"Wasp" isn't a terrible name for a metal band. (Wasps are kind of badass.) But "W.A.S.P."? Why the acronym? Leader Blackie Lawless plays coy when asked what it stands for, although the inscription of "We Are Sexual Perverts" on vinyl copies of W.A.S.P.'s eponymous debut seems to put the issue to rest. (Note to younger readers: This kind of stuff was once considered dangerous, and it made W.A.S.P. a favorite target of another four-letter group: the P.M.R.C.) W.A.S.P.'s penchant for acronyms extended to the 1985 single "L.O.V.E. Machine." To this date, nobody has determined what the individual letters of "L.O.V.E." stand for.
4. Chubby Checker
Ernest Evans was a south-Philadelphia poultry-shop employee who brought a natural sense of showmanship to the job. His routine included an uncanny impression of New Orleans legend Fats Domino, prompting Dick Clark's first wife Barbara Mallery to dub him "Chubby Checker." The name stuck, leading to decades of confusion. Which one was which? Oh yeah, Chubby Checker's the guy who did "The Twist" and all its sequels. Fats Domino had a bunch of great songs. The worst part of all: Checker may not be as talented as Domino, but he's a livelier entertainer and more charismatic singer than either his derivative name or his one-trick-pony reputation would suggest.
Would anyone buy a hip-hop group called the "The Rappers"? If Metallica hadn't set the gold standard for metal, the name would make them a joke.
6. The Dandy Warhols
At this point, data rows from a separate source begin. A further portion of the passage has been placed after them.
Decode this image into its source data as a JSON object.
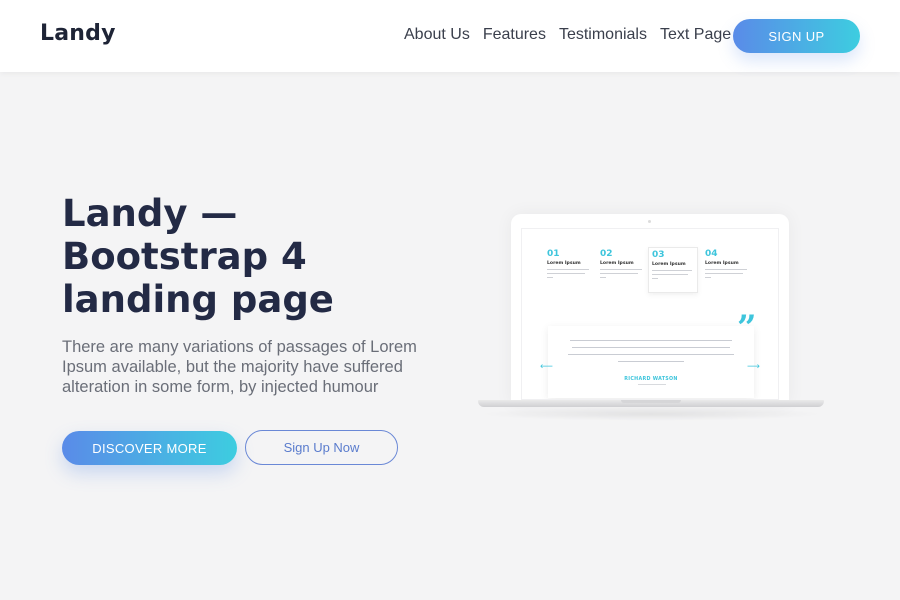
{
  "navbar": {
    "brand": "Landy",
    "links": [
      "About Us",
      "Features",
      "Testimonials",
      "Text Page"
    ],
    "signup_label": "SIGN UP"
  },
  "hero": {
    "title_lines": [
      "Landy —",
      "Bootstrap 4",
      "landing page"
    ],
    "description": "There are many variations of passages of Lorem Ipsum available, but the majority have suffered alteration in some form, by injected humour",
    "primary_button": "DISCOVER MORE",
    "secondary_button": "Sign Up Now"
  },
  "mockup": {
    "features": [
      {
        "number": "01",
        "title": "Lorem Ipsum"
      },
      {
        "number": "02",
        "title": "Lorem Ipsum"
      },
      {
        "number": "03",
        "title": "Lorem Ipsum"
      },
      {
        "number": "04",
        "title": "Lorem Ipsum"
      }
    ],
    "active_feature": 2,
    "testimonial_name": "RICHARD WATSON",
    "quote_glyph": "”",
    "arrow_left": "⟵",
    "arrow_right": "⟶"
  },
  "colors": {
    "accent_start": "#5a8be8",
    "accent_end": "#3dcde0",
    "heading": "#232a45",
    "background": "#f4f4f5"
  }
}
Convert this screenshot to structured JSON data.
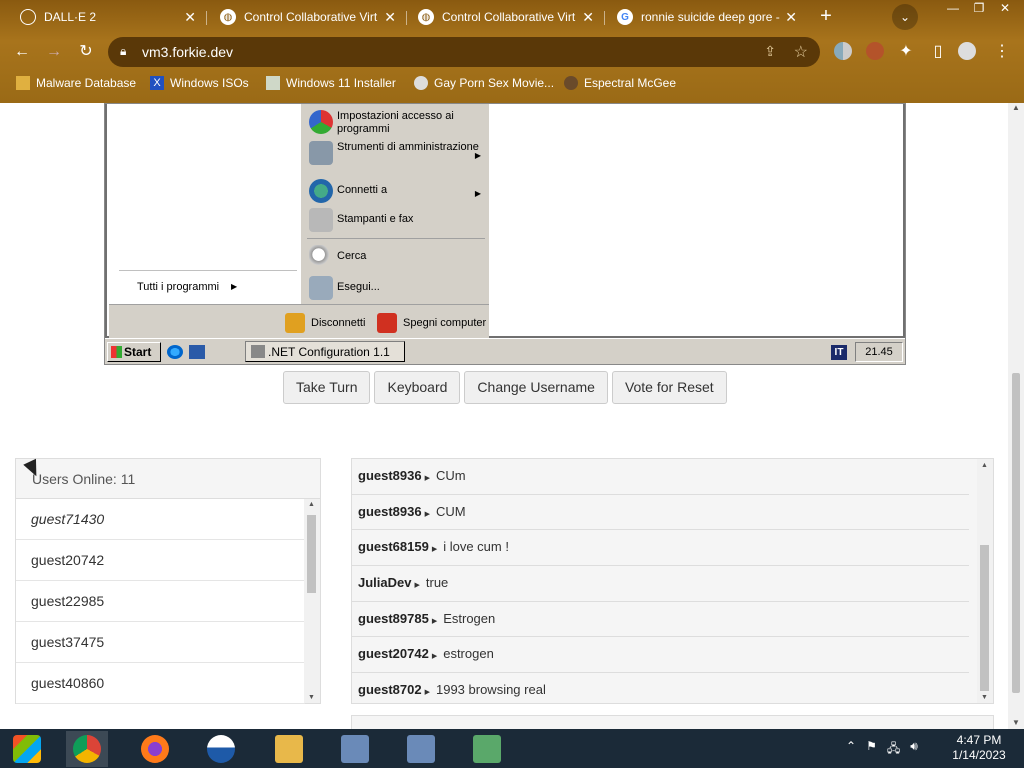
{
  "browser": {
    "tabs": [
      {
        "label": "DALL·E 2",
        "icon": "openai-icon"
      },
      {
        "label": "Control Collaborative Virt",
        "icon": "globe-icon"
      },
      {
        "label": "Control Collaborative Virt",
        "icon": "globe-icon"
      },
      {
        "label": "ronnie suicide deep gore -",
        "icon": "google-icon"
      }
    ],
    "url": "vm3.forkie.dev",
    "bookmarks": [
      {
        "label": "Malware Database"
      },
      {
        "label": "Windows ISOs"
      },
      {
        "label": "Windows 11 Installer"
      },
      {
        "label": "Gay Porn Sex Movie..."
      },
      {
        "label": "Espectral McGee"
      }
    ]
  },
  "vm": {
    "start_menu": {
      "right_items": [
        {
          "label": "Impostazioni accesso ai programmi",
          "icon": "program-access-icon",
          "submenu": false
        },
        {
          "label": "Strumenti di amministrazione",
          "icon": "admin-tools-icon",
          "submenu": true
        },
        {
          "label": "Connetti a",
          "icon": "connect-icon",
          "submenu": true
        },
        {
          "label": "Stampanti e fax",
          "icon": "printer-icon",
          "submenu": false
        },
        {
          "label": "Cerca",
          "icon": "search-icon",
          "submenu": false
        },
        {
          "label": "Esegui...",
          "icon": "run-icon",
          "submenu": false
        }
      ],
      "all_programs": "Tutti i programmi",
      "logoff": "Disconnetti",
      "shutdown": "Spegni computer"
    },
    "taskbar": {
      "start_label": "Start",
      "task_item": ".NET Configuration 1.1",
      "lang": "IT",
      "clock": "21.45"
    }
  },
  "actions": {
    "take_turn": "Take Turn",
    "keyboard": "Keyboard",
    "change_username": "Change Username",
    "vote_reset": "Vote for Reset"
  },
  "users": {
    "header": "Users Online: 11",
    "list": [
      "guest71430",
      "guest20742",
      "guest22985",
      "guest37475",
      "guest40860"
    ]
  },
  "chat": {
    "messages": [
      {
        "user": "guest8936",
        "text": "CUm"
      },
      {
        "user": "guest8936",
        "text": "CUM"
      },
      {
        "user": "guest68159",
        "text": "i love cum !"
      },
      {
        "user": "JuliaDev",
        "text": "true"
      },
      {
        "user": "guest89785",
        "text": "Estrogen"
      },
      {
        "user": "guest20742",
        "text": "estrogen"
      },
      {
        "user": "guest8702",
        "text": "1993 browsing real"
      }
    ]
  },
  "os_taskbar": {
    "time": "4:47 PM",
    "date": "1/14/2023"
  }
}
Principal Skinner in the Simpsons episode "Homer's Barbershop Quartet": "We need a name that's witty at first, but that seems less funny each time you hear it."
7. The The
Trivia: Did you know that Matt Johnson took the band's name from the last line of Wallace Stevens' poem "The Man On The Dump"? More trivia: Did you know it's still a pretty stupid name for a band?
8. Hootie And The Blowfish
No explanation needed.
10. The Guess Who
The Guess Who is an interesting case of a band whose early success is due to its terrible name. And make no mistake: The name is terrible. Even if it weren't awfully close to that of another '60s band, it doesn't exactly roll off the tongue. Originally Chad Allan And The Expressions (not exactly a great Name Hall Of Fame contender, either), the Winnipeg group scored a major hit in Canada and a minor hit in the U.S. with a cover of "Shakin' All Over" by Johnny Kidd & The Pirates. Depending on who's telling the story, the band's label packaged its first album in a sleeve bearing the words "Guess Who?" either to overcome American radio's anti-Canada prejudice, or to trick shoppers into believing they were another, more famous band in disguise. Either way, it worked, and a more-or-less fondly remembered mid-tier classic rock band was born.